Tuesday, April 5, 2011

Sunday, April 3, 2011 (Hanoi)

HANOI IN BLOOM: We got up pretty early on Sunday and headed to the wholesale flower market in Hanoi. It's a stunning place. The flowers are incredible. So are the hard-working and focused women who are there. They show up around midnight; by 8 a.m. about everything is sold. Bicycles and motorbikes are laden with the flowers that will be sold in shops and at street corners throughout the city. Today, yellow was big presence today because of the beginning of the lunar month.

SOME OLD HANOI AND NEW HANOI: After the flower-market visit, we saw some flowers in action--at the mausoleum of Ho Chi Minh's, where we were part of a big crowd filing past the body of the much-revered leader (and former busboy at the Parker House in Boston). The location was (obviously) an island of calm in the midst of the hectic traffic of Hanoi.
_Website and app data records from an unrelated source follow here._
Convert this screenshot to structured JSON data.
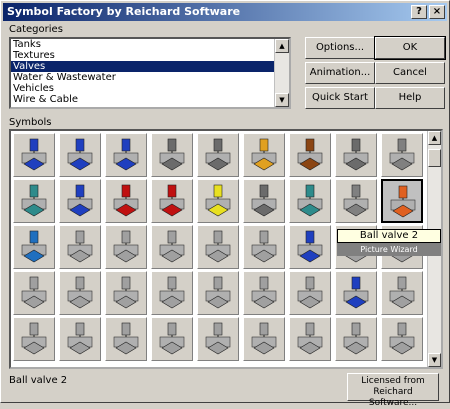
{
  "window": {
    "title": "Symbol Factory by Reichard Software",
    "help_glyph": "?",
    "close_glyph": "×"
  },
  "categories": {
    "label": "Categories",
    "items": [
      "Tanks",
      "Textures",
      "Valves",
      "Water & Wastewater",
      "Vehicles",
      "Wire & Cable"
    ],
    "selected_index": 2
  },
  "buttons": {
    "options": "Options...",
    "ok": "OK",
    "animation": "Animation...",
    "cancel": "Cancel",
    "quick_start": "Quick Start",
    "help": "Help"
  },
  "symbols": {
    "label": "Symbols",
    "selected_name": "Ball valve 2",
    "tooltip_title": "Ball valve 2",
    "tooltip_sub": "Picture Wizard"
  },
  "status": {
    "text": "Ball valve 2"
  },
  "license_button": {
    "line1": "Licensed from",
    "line2": "Reichard Software..."
  },
  "colors": {
    "titlebar_start": "#0a246a",
    "titlebar_end": "#a6caf0",
    "selection": "#0a246a",
    "tooltip_bg": "#ffffe1"
  }
}
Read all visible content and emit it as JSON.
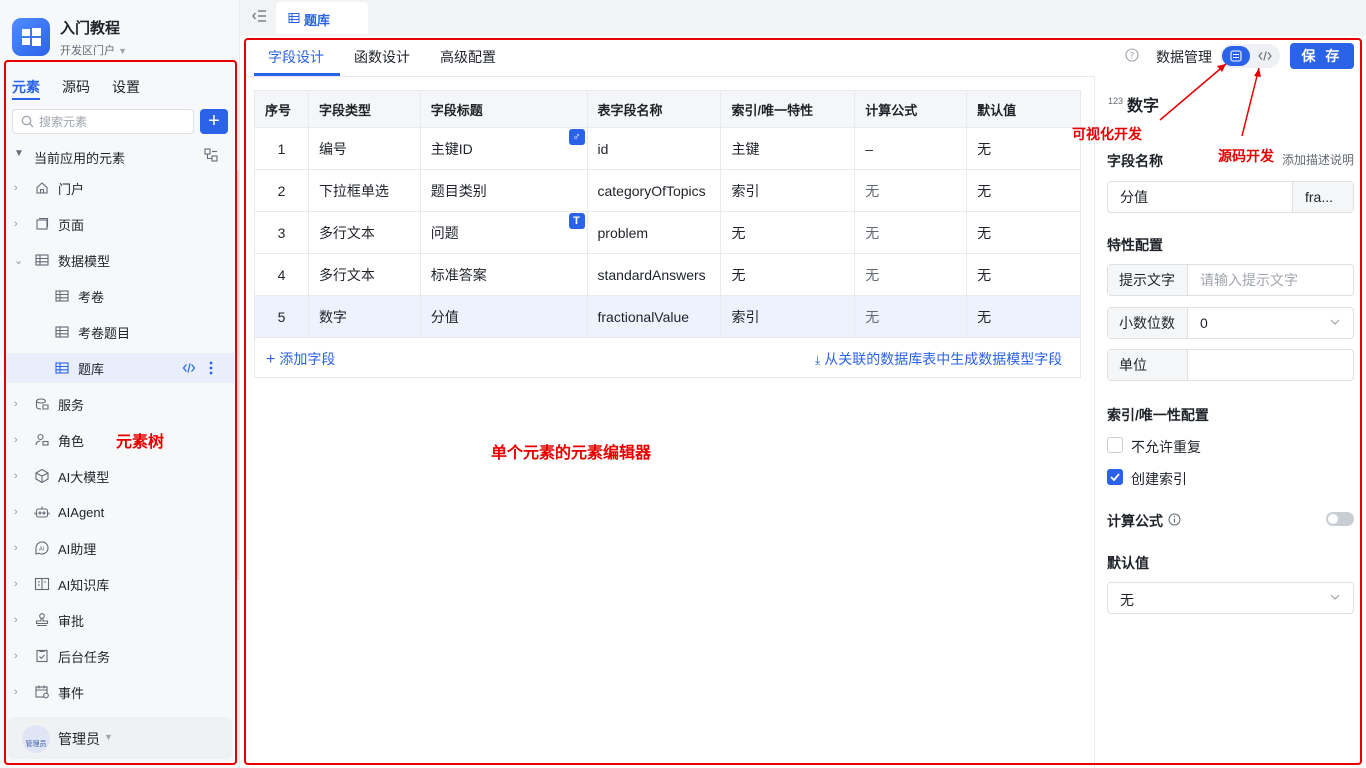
{
  "app": {
    "title": "入门教程",
    "portal": "开发区门户"
  },
  "sidebar": {
    "tabs": [
      {
        "label": "元素"
      },
      {
        "label": "源码"
      },
      {
        "label": "设置"
      }
    ],
    "search": {
      "placeholder": "搜索元素",
      "value": ""
    },
    "add_label": "+",
    "root_label": "当前应用的元素",
    "items": [
      {
        "label": "门户",
        "icon": "home-icon"
      },
      {
        "label": "页面",
        "icon": "page-icon"
      },
      {
        "label": "数据模型",
        "icon": "table-icon"
      },
      {
        "label": "考卷",
        "icon": "table-icon"
      },
      {
        "label": "考卷题目",
        "icon": "table-icon"
      },
      {
        "label": "题库",
        "icon": "table-icon"
      },
      {
        "label": "服务",
        "icon": "service-icon"
      },
      {
        "label": "角色",
        "icon": "role-icon"
      },
      {
        "label": "AI大模型",
        "icon": "model-icon"
      },
      {
        "label": "AIAgent",
        "icon": "robot-icon"
      },
      {
        "label": "AI助理",
        "icon": "assistant-icon"
      },
      {
        "label": "AI知识库",
        "icon": "book-icon"
      },
      {
        "label": "审批",
        "icon": "stamp-icon"
      },
      {
        "label": "后台任务",
        "icon": "task-icon"
      },
      {
        "label": "事件",
        "icon": "event-icon"
      }
    ],
    "user": {
      "name": "管理员",
      "avatar_text": "管理员"
    }
  },
  "topbar": {
    "tab_label": "题库"
  },
  "editor": {
    "tabs": [
      {
        "label": "字段设计"
      },
      {
        "label": "函数设计"
      },
      {
        "label": "高级配置"
      }
    ],
    "data_mgmt_label": "数据管理",
    "save_label": "保 存",
    "table": {
      "headers": [
        "序号",
        "字段类型",
        "字段标题",
        "表字段名称",
        "索引/唯一特性",
        "计算公式",
        "默认值"
      ],
      "rows": [
        [
          "1",
          "编号",
          "主键ID",
          "id",
          "主键",
          "–",
          "无"
        ],
        [
          "2",
          "下拉框单选",
          "题目类别",
          "categoryOfTopics",
          "索引",
          "无",
          "无"
        ],
        [
          "3",
          "多行文本",
          "问题",
          "problem",
          "无",
          "无",
          "无"
        ],
        [
          "4",
          "多行文本",
          "标准答案",
          "standardAnswers",
          "无",
          "无",
          "无"
        ],
        [
          "5",
          "数字",
          "分值",
          "fractionalValue",
          "索引",
          "无",
          "无"
        ]
      ],
      "badges": {
        "row1": "♂",
        "row3": "T"
      }
    },
    "add_field_label": "添加字段",
    "gen_fields_label": "从关联的数据库表中生成数据模型字段"
  },
  "props": {
    "type_icon_text": "123",
    "type_title": "数字",
    "field_name_heading": "字段名称",
    "add_desc_label": "添加描述说明",
    "field_name_value": "分值",
    "field_code_value": "fra...",
    "feature_heading": "特性配置",
    "hint_label": "提示文字",
    "hint_placeholder": "请输入提示文字",
    "decimal_label": "小数位数",
    "decimal_value": "0",
    "unit_label": "单位",
    "unit_value": "",
    "index_heading": "索引/唯一性配置",
    "no_dup_label": "不允许重复",
    "create_index_label": "创建索引",
    "formula_heading": "计算公式",
    "default_heading": "默认值",
    "default_value": "无"
  },
  "annotations": {
    "tree_label": "元素树",
    "editor_label": "单个元素的元素编辑器",
    "visual_label": "可视化开发",
    "code_label": "源码开发",
    "color": "#e60000"
  },
  "colors": {
    "accent": "#2b63e8"
  }
}
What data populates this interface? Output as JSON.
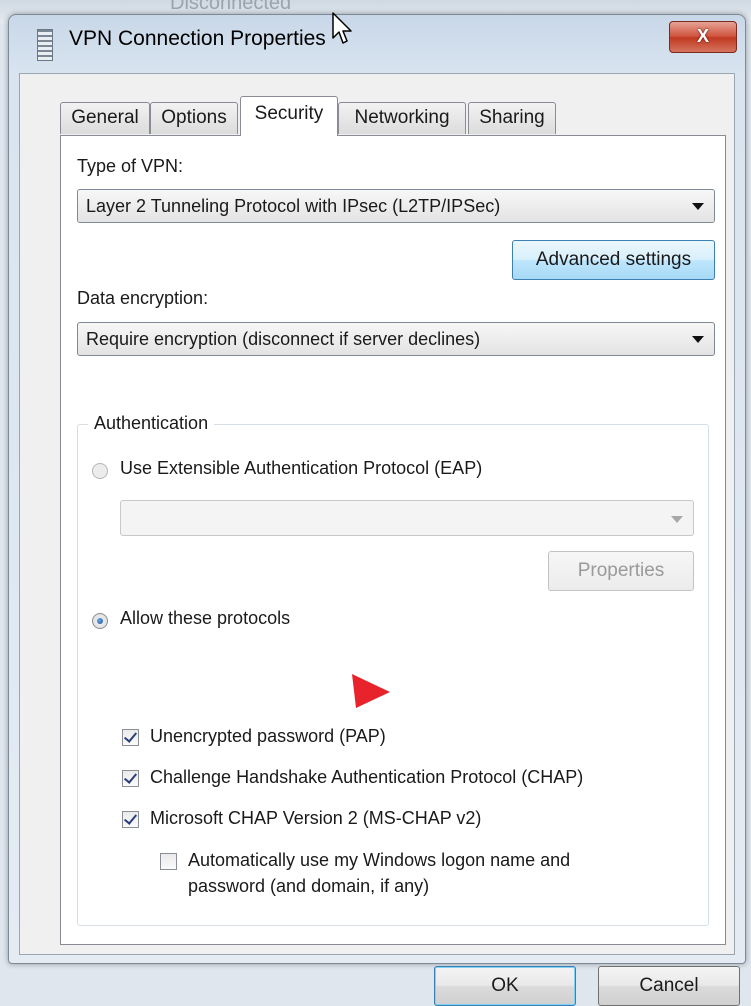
{
  "background": {
    "text": "Disconnected"
  },
  "window": {
    "title": "VPN Connection Properties",
    "close_glyph": "X"
  },
  "tabs": [
    {
      "label": "General",
      "active": false
    },
    {
      "label": "Options",
      "active": false
    },
    {
      "label": "Security",
      "active": true
    },
    {
      "label": "Networking",
      "active": false
    },
    {
      "label": "Sharing",
      "active": false
    }
  ],
  "security": {
    "vpn_type_label": "Type of VPN:",
    "vpn_type_value": "Layer 2 Tunneling Protocol with IPsec (L2TP/IPSec)",
    "advanced_settings_label": "Advanced settings",
    "data_encryption_label": "Data encryption:",
    "data_encryption_value": "Require encryption (disconnect if server declines)",
    "authentication": {
      "group_title": "Authentication",
      "eap_label": "Use Extensible Authentication Protocol (EAP)",
      "eap_selected": false,
      "eap_value": "",
      "properties_label": "Properties",
      "allow_label": "Allow these protocols",
      "allow_selected": true,
      "protocols": [
        {
          "label": "Unencrypted password (PAP)",
          "checked": true
        },
        {
          "label": "Challenge Handshake Authentication Protocol (CHAP)",
          "checked": true
        },
        {
          "label": "Microsoft CHAP Version 2 (MS-CHAP v2)",
          "checked": true
        }
      ],
      "auto_logon_line1": "Automatically use my Windows logon name and",
      "auto_logon_line2": "password (and domain, if any)",
      "auto_logon_checked": false
    }
  },
  "footer": {
    "ok_label": "OK",
    "cancel_label": "Cancel"
  },
  "colors": {
    "accent_button": "#bee6fd",
    "close_button": "#c0391f",
    "annotation_pointer": "#e8232b"
  },
  "icons": {
    "title_icon": "vpn-connection-icon",
    "mouse_cursor": "mouse-cursor-icon",
    "annotation": "red-pointer-icon"
  }
}
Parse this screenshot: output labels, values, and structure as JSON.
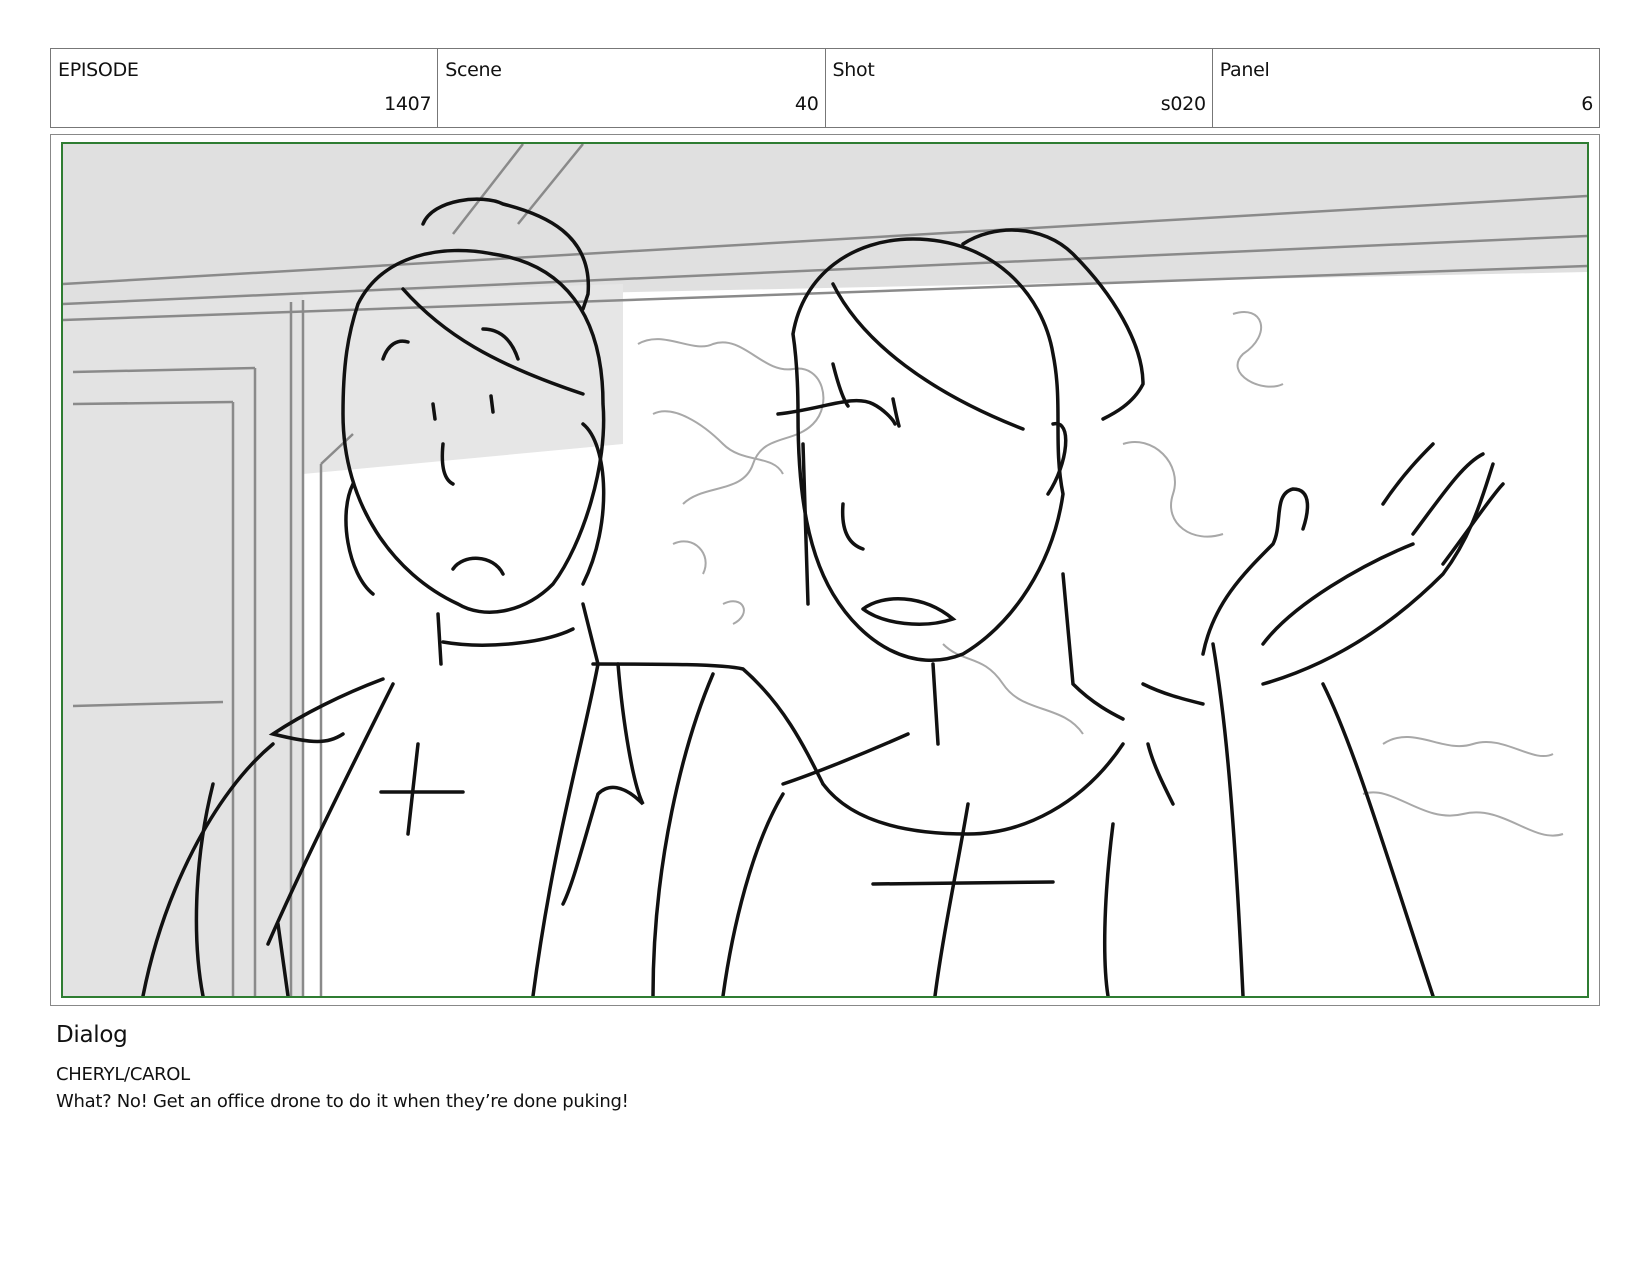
{
  "header": {
    "episode": {
      "label": "EPISODE",
      "value": "1407"
    },
    "scene": {
      "label": "Scene",
      "value": "40"
    },
    "shot": {
      "label": "Shot",
      "value": "s020"
    },
    "panel": {
      "label": "Panel",
      "value": "6"
    }
  },
  "dialog": {
    "heading": "Dialog",
    "speaker": "CHERYL/CAROL",
    "line": "What? No! Get an office drone to do it when they’re done puking!"
  },
  "colors": {
    "frame_border": "#2f7d32",
    "ink": "#111111",
    "background_tone": "#e2e2e2"
  }
}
One of the items on the grounds of the mausoleum and residence was an "air raid warning" device. This, obviously, dealt with the bombings of the city during the Vietnam War (or, as our guide called it, "the American War"). It was a shell casing, which, when struck, made a gonging sound.
Later, we went to the Tran Quoc Pagoda and the Temple of Literature. That last place is considered Vietnam's seat of learning. It includes Van Mieu, a temple dating back to 1070 that honors Confucius, and Quoc Tu Giam, an institute set up six years later to teach the philosopher's doctrines. This place is a favorite spot for photographing young students who dress specifically for the occasion (right).
After that, we separated from our guide/driver and spent some of the evening roaming the streets of the Old Quarter (near our hotel). We had a fabulous dinner at the Green Tangerine.
On the walk home, we ran into some after-dark break dancers (right) who were twirling, tumbling, spinning and spilling themselves in the Indira Gandhi Park on a terrace under the watchful eye of the statue of Ly Thai To, the first king of the dynasty that ruled the area for about 200 years, until 1225. It's on the southwest side of Lake Hoan Kiem, the home of some endangered turtles and the figurative heart of the city. The dancers weren't quite as organized and as in-step as the mausoleum guards (above) but were mesmerizing.

No comments:

Post a Comment